+++ DATA LISTING +++

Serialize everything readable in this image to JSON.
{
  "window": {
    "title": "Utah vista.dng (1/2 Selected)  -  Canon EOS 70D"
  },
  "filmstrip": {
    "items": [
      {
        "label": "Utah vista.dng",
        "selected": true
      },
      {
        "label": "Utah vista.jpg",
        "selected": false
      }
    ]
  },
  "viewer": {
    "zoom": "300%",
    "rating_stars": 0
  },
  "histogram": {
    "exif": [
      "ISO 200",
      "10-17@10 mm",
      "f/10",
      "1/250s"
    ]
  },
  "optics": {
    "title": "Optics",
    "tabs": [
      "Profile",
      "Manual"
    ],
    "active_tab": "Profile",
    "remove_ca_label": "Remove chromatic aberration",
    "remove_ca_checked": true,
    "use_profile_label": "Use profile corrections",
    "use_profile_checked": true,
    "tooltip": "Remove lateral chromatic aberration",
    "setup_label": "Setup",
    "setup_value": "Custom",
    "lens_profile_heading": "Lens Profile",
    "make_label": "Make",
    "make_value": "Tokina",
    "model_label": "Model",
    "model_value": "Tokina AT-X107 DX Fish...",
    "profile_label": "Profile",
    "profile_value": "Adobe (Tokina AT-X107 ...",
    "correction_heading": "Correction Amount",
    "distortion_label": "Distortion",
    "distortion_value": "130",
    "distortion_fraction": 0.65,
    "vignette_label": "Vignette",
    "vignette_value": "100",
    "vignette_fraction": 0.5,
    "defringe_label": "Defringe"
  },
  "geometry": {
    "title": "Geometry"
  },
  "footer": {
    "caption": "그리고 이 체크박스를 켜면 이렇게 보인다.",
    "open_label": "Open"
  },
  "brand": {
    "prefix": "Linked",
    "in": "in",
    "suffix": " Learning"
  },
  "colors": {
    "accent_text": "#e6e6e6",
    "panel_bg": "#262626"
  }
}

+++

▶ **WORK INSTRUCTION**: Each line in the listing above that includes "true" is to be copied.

▶ **OUTPUT BELOW**:
        "selected": true
    "remove_ca_checked": true,
    "use_profile_checked": true,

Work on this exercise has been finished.